The best work doesn’t come from isolation. It comes from navigating contradictions that bear relevance to broad swathes of society. In 2018–7 years after he contributed beats to the breakout mixtape from THE breakout artist of the new era of hip hop–Burn One received final confirmation from ASAP Rocky’s management and legal teams that he would never be paid a dime for his contributions to Rocky’s success. Burn One responded by creating a non-profit to educate artists on how to deal with music industry business, and he’s currently working to start a union in order to organize producers. You can be sure that this is not the response that ASAP Rocky’s team envisioned. Most producers roll over, and eat the cost of being paid in exposure: the record industry accountants are literally counting on it. But again, Burn One isn’t like other producers, so while these music industry incumbents thought they were giving Burn One the shitty end of the stick, they were actually tossing a flaming stick onto a pile of tinder and gasoline. 

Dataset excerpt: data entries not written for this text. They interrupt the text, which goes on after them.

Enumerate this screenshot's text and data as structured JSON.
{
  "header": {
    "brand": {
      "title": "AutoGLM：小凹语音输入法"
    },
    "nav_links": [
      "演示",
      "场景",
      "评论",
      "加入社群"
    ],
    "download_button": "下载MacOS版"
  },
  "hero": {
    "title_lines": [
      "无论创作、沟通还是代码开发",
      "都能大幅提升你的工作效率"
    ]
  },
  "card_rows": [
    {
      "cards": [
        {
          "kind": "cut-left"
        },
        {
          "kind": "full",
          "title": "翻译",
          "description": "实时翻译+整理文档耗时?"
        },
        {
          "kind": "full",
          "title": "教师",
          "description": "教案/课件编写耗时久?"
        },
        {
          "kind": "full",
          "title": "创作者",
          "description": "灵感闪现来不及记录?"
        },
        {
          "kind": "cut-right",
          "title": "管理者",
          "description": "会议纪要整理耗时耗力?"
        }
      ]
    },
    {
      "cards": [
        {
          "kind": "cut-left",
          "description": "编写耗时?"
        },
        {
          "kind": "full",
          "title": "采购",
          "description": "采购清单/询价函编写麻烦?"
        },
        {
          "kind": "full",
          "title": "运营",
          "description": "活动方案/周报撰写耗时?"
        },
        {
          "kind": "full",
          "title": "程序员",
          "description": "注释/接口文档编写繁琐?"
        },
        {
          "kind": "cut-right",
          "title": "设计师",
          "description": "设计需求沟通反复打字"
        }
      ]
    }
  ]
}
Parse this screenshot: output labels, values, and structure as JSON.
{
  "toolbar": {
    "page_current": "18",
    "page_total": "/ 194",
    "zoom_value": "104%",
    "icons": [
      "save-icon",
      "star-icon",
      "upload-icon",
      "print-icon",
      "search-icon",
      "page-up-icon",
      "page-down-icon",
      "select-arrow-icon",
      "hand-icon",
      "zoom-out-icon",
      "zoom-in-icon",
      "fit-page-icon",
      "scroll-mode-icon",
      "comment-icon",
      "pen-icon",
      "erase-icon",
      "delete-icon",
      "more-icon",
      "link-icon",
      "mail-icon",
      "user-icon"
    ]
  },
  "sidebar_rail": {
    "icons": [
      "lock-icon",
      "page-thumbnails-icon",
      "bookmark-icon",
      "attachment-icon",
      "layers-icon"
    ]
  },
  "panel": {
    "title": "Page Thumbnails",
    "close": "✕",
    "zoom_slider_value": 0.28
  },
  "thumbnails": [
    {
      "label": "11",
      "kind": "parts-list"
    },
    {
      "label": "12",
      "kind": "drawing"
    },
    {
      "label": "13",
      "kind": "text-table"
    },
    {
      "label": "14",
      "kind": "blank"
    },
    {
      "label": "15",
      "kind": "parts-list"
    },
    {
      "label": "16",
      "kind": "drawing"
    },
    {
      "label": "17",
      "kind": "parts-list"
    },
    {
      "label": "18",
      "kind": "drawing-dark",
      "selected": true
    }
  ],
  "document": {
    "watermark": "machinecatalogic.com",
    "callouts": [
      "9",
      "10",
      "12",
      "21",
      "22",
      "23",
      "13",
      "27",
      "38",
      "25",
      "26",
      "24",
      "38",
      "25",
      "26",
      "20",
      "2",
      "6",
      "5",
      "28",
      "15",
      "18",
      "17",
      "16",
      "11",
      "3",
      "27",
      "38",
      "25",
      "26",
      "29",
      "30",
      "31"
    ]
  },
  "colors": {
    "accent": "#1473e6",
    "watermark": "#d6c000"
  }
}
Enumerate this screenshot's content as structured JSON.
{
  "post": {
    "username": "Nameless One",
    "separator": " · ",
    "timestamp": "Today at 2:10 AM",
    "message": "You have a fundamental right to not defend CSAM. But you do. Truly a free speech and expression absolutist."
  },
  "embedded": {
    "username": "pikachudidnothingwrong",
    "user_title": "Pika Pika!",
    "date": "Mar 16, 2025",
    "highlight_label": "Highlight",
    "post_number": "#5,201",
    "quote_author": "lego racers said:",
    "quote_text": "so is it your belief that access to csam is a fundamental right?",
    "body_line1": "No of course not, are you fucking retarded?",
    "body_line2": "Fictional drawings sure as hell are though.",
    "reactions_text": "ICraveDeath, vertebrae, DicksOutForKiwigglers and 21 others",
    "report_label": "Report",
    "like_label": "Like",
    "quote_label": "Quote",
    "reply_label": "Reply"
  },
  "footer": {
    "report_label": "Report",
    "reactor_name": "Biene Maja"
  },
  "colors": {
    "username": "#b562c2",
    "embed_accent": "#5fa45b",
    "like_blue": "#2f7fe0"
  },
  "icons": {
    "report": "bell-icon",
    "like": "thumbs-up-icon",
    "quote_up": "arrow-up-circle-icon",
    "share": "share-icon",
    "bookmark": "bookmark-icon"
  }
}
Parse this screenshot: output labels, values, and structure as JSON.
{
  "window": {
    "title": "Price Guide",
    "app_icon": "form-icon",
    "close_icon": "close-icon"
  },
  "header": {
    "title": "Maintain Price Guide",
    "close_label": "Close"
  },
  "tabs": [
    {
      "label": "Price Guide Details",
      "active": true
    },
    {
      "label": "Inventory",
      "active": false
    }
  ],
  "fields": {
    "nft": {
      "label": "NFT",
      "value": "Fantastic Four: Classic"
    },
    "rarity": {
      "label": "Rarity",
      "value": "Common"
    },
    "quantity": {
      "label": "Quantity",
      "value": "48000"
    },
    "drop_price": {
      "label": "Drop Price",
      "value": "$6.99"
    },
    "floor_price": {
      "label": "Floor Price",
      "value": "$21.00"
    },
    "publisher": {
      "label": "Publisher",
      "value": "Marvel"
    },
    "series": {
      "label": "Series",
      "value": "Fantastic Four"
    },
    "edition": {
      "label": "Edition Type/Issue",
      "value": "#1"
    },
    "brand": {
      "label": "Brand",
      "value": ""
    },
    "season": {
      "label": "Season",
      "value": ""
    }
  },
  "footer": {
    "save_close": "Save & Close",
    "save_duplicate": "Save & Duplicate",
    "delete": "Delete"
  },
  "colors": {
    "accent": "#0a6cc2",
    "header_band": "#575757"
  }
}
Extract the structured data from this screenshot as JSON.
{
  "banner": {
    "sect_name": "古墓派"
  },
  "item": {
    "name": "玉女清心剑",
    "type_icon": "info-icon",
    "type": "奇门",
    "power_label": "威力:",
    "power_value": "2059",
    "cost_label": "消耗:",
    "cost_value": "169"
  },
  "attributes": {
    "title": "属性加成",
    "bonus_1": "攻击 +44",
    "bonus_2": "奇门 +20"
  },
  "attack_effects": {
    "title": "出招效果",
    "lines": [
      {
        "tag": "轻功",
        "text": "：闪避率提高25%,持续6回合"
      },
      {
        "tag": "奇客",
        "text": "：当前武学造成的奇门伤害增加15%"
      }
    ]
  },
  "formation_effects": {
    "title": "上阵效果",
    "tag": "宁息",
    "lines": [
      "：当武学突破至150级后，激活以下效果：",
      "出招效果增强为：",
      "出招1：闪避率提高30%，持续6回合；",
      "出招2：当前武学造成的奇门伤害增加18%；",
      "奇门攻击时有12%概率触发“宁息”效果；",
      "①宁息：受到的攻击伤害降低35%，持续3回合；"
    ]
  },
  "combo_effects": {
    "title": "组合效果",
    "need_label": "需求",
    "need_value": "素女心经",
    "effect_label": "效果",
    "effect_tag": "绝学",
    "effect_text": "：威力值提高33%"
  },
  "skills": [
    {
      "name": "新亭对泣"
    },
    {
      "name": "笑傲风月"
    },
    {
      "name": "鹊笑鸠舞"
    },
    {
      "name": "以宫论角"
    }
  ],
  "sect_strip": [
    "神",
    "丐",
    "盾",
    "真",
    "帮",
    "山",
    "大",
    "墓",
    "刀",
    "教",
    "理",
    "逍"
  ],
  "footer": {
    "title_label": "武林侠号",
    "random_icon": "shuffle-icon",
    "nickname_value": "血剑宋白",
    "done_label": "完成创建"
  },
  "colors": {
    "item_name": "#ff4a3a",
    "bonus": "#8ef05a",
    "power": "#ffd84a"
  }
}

It’s past time for the music industry to change. The time to change was 5 years ago, now it’s time to prepare for the impending fallout. If you’re on the incumbent side you’re going to want to stockpile resources, and dig deep into your bag of shady tricks. And if you’re not on the incumbent side, well then it’s time to start asking yourself the kind of tough questions that have informed Burn One’s career. Burn One has never been interested in whether or not right now is good enough, he’s only interested in whether or not right now is in line with his vision. I can tell you, it’s never good enough for Burn One, because the music industry is all about playing someone else’s game, and playing by rules that the incumbents will change up just as quick as you can say “I might be getting an edge on them!” And Burn One isn’t here to play someone else’s game, he’s here to use music to bring about the change that he wants to see in the world. 


Burn One continues to release new music and contribute to the vibrant cultural legacy of Atlanta hip hop more than 12 years after he hosted Gucci Mane’s first mixtape. His career has consistently overlapped with the earliest stages of notable artists such as Starlito, Rittz, Yelawolf, Gucci Mane, Pill, and others. His legacy as a vital contributor to Atlanta’s legendary music scene is cemented, if not steeled. And now he is beginning a new phase of his career where his role in the music industry will be defined by the new standards he sets, as well as the classic music he continues to make. And in a region defined not only by bass, but also by authorship, it would seem that Burn One has found a new level. While record labels continue to focus on selling music to people who don’t want to buy music, Burn One is building a culture that exceeds the limits of music as a product, and connecting with people in a much more meaningful way. Burn One is working beyond the confines of capitalism to create a music culture that will empower more people to make music.